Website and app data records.
·····
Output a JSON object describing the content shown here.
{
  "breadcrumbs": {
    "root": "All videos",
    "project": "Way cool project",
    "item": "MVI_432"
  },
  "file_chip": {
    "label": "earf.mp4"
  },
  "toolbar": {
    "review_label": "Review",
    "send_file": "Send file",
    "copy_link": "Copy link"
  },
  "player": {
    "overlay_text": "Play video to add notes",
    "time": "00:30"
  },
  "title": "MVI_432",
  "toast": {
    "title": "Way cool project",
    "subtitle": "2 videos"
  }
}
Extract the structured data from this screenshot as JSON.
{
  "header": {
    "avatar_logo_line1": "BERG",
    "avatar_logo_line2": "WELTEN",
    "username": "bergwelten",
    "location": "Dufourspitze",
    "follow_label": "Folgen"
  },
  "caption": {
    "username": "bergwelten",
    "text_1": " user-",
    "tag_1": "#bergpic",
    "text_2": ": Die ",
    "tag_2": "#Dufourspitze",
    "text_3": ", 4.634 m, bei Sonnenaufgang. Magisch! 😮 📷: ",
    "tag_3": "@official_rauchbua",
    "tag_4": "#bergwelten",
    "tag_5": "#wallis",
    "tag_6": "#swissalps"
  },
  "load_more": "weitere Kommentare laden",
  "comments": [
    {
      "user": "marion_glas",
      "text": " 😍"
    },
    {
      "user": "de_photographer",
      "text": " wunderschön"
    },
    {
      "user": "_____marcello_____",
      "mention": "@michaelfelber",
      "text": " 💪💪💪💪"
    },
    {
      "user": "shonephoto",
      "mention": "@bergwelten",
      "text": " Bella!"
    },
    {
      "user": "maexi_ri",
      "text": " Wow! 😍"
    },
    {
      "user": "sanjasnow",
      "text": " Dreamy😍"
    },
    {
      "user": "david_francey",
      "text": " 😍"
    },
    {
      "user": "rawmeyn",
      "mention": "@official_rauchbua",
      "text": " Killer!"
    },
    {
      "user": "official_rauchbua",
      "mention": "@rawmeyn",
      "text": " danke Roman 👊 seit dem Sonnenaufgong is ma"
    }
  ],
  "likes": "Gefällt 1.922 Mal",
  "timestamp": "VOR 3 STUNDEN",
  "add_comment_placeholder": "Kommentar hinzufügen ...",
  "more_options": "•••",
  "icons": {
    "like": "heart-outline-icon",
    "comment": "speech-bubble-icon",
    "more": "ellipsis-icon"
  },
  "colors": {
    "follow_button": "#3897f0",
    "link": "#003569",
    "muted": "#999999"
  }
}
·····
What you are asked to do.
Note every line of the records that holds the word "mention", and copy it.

Result of the task.
      "mention": "@michaelfelber",
      "mention": "@bergwelten",
      "mention": "@official_rauchbua",
      "mention": "@rawmeyn",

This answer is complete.